The entire world has changed in the past 1.5 years, said Hungarian Foreign Affairs Minister Péter Szijjártó during a panel discussion on June 16.
Together with his counterparts from the Visegrad Group (V4) countries, he discussed the pandemic and the future of the EU on the second day of the GLOBSEC Bratislava Forum 2021 conference.
“We are entering a new age, both in terms of global politics and global economy, and this new age starts with very tough competition,” Szijjártó said.
He stressed the need for the EU to be among the winners of this race, both in political strength and economic power. He further mentioned that to make the EU strong, it is imperative to focus on making the member state strong. He believes in transforming the individual strength of member states into the collective strength of the entire union.
His Czech counterpart Jakub Kulhánek agreed, claiming that in the future, he believes that the EU will be as the member states comprise it. While the EU has evolved, we should not forget the hard work and responsibility the member states took on when joining the EU, he added.
Slovak Foreign Affairs Minister Ivan Korčok praised the success story of Slovakia, stressing the role of its EU membership on the path to this success.
“The EU opened the country and provided new responsibilities, opportunities and economic development,” he said. Furthermore, he mentioned the need to address the current issues and the outcomes of unresolved crises before looking into future challenges.
Zbigniew Rau of Poland outlined that there are expectations from the EU. Firstly, that there be a political structure with strong European institutions, helping pursue the interests of its member states. Secondly, a community of cooperation, mutual understanding based on the principle of equality, subsidiarity and proportionality.
EU and the pandemic
The four ministers discussed the future of EU after the pandemic and the lessons learned. Szijjártó claimed that the EU made both positive and negative decisions in tackling the crisis. He believes that the EU was slow in the procurement of vaccines, and added that the institutions are able to lead integration in peaceful circumstances, but leaders are also needed in a crisis.
Korčok did not think that the procurement of the vaccines was slow.
“I don’t think it is appropriate to say that the EU was slow when it comes to procuring vaccines,” he said, claiming that the member states were not prepared for the crisis and despite problems, Slovakia alone would not have been able to acquire the certified vaccines.
Korčok also mentioned the need to identify what kind of competence the EU should have in terms of health.
The ministers agreed that the pandemic has been a wake-up call for the EU, with Rau adding that the pandemic has been a traumatic experience, but there are lessons that can be learned.
Kulhánek underlined the need to prepare for any future pandemic as well as the reflection on how and why the EU was so unequipped to address a health crisis of this magnitude.

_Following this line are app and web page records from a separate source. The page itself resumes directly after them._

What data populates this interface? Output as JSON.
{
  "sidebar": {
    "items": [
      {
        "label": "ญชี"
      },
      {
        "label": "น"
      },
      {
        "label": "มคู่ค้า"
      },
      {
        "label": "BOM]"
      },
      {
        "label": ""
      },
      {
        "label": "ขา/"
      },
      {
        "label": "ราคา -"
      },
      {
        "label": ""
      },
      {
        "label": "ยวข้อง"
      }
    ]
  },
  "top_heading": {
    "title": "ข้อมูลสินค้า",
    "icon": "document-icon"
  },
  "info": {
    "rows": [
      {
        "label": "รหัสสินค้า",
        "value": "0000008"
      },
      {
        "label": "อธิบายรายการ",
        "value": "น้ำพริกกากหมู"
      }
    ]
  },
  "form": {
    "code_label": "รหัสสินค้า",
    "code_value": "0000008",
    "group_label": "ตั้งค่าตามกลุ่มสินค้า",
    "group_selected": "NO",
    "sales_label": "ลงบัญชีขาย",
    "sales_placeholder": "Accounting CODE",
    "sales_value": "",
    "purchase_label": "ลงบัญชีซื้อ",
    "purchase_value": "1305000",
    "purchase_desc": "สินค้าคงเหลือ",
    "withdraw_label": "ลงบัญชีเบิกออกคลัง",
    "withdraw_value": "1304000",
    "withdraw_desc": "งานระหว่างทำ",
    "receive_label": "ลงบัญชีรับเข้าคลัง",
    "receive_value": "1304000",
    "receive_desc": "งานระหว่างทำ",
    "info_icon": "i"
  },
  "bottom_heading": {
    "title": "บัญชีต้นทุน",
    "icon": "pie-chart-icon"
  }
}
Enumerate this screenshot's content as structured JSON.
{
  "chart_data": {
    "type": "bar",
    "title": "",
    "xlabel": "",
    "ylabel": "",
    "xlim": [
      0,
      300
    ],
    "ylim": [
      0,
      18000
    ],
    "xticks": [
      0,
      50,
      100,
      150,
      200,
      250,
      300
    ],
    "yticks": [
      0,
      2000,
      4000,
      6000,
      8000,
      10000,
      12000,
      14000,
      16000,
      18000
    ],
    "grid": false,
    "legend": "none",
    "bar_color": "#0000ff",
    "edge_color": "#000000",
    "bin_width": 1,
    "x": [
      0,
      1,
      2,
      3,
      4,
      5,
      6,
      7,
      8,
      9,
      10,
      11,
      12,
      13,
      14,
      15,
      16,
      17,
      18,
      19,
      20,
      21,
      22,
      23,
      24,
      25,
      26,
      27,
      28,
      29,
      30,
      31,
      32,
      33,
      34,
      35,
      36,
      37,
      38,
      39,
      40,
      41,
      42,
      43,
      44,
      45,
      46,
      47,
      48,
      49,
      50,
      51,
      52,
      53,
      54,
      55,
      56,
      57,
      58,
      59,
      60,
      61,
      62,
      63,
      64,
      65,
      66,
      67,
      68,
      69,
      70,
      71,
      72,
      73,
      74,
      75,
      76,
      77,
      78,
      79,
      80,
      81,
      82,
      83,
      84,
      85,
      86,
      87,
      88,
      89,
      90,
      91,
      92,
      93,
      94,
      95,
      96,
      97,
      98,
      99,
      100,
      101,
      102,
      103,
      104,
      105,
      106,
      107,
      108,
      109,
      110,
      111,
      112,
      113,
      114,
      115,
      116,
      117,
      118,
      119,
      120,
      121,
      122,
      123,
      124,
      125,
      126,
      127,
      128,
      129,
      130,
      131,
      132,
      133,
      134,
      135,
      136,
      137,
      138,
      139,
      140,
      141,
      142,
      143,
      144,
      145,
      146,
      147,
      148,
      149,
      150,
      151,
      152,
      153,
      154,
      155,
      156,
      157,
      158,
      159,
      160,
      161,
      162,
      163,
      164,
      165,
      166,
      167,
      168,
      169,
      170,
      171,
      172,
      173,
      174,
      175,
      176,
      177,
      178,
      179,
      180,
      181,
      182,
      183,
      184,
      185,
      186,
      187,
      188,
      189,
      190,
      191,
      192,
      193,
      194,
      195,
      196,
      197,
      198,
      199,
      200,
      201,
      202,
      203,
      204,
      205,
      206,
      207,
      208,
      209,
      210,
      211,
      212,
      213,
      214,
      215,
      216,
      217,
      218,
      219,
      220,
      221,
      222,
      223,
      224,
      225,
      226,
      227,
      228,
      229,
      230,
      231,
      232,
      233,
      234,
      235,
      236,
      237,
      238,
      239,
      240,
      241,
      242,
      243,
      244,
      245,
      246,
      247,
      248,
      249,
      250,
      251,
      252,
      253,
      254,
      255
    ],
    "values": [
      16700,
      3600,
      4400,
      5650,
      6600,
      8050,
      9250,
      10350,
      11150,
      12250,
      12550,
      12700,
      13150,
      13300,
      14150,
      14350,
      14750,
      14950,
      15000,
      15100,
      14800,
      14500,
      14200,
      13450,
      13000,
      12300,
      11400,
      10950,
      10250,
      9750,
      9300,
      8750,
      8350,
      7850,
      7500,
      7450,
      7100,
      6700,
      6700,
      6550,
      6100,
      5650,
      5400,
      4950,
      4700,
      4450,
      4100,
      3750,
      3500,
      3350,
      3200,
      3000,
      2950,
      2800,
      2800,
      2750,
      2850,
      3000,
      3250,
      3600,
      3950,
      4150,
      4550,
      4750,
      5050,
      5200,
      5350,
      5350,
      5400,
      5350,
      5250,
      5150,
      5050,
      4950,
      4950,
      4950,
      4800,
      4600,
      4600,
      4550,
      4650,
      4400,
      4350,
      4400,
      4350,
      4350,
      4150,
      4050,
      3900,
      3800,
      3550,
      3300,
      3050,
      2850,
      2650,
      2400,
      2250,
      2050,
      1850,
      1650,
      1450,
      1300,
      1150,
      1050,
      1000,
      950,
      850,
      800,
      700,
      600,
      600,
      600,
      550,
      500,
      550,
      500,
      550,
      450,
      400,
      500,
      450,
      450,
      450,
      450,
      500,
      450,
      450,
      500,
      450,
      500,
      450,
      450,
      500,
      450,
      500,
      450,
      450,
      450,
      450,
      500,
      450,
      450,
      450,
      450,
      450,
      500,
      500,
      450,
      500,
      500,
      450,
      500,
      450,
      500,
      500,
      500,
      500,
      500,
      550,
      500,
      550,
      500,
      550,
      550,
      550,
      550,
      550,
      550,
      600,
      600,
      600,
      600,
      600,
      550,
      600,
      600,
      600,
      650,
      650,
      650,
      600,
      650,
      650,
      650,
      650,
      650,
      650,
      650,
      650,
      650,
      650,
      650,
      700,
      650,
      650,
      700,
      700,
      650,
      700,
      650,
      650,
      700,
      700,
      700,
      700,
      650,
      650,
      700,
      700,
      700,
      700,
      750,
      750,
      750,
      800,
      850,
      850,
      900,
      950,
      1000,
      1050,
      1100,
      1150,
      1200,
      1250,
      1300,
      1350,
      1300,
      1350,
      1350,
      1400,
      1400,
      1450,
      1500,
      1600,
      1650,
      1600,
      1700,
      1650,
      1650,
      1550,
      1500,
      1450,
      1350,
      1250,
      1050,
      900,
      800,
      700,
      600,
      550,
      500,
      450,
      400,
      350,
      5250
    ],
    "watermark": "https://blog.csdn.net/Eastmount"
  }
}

“As we move forward we should look at the pandemic as lessons learnt, not only as the EU but as member states,” Kulhánek said.
The future of the EU
The panellists also delved into the debate around the upcoming conference on the future of Europe.
“We should look at the EU from the perspective of its citizens, not its politicians,” Rau said, adding that a clearer division of competencies between the member states is also of great importance.
Kulhánek praised the idea of the conference, but believes practical change can occur only when awareness of it is also raised among citizens.
The future of the EU was discussed during other panels as well. Clément Beaune, deputy minister of the French Foreign Affairs Ministry, said that the EU offers many advantages to its citizens, including but not limited to free movement, the euro currency, respect for human rights as well as peace and security.
However, the pandemic has shown that the expectations of the public were set higher than the EU could deliver, especially in terms of speed. Yet, it reflects the communities; “it was a democratic time” as Beaune called it. Therefore, the next two years will be crucial as the concrete deliveries of the recovery plan arrive, which should provide a more digital, more green Europe to future generations.
However, Martin Klus, deputy minister of the Slovak Foreign Affairs Ministry, emphasised that “we need more than just a recovery and resilience plan.”
“If the recovery plan works, it will be easier and necessary to open the discussion on a 10-year investment plan,” Beaune said.
Another panel discussion focused on the positioning of the EU as a global actor and the perception it should deliver. The panellists, including Korčok, agreed that the EU has the means to become a global player and the key to achieve it is a common value-based foreign policy. The EU also needs to carry out a risk assessment and gain the tools and possibility to act unanimously.
17. Jun 2021 at 11:58 | Compiled by Spectator staff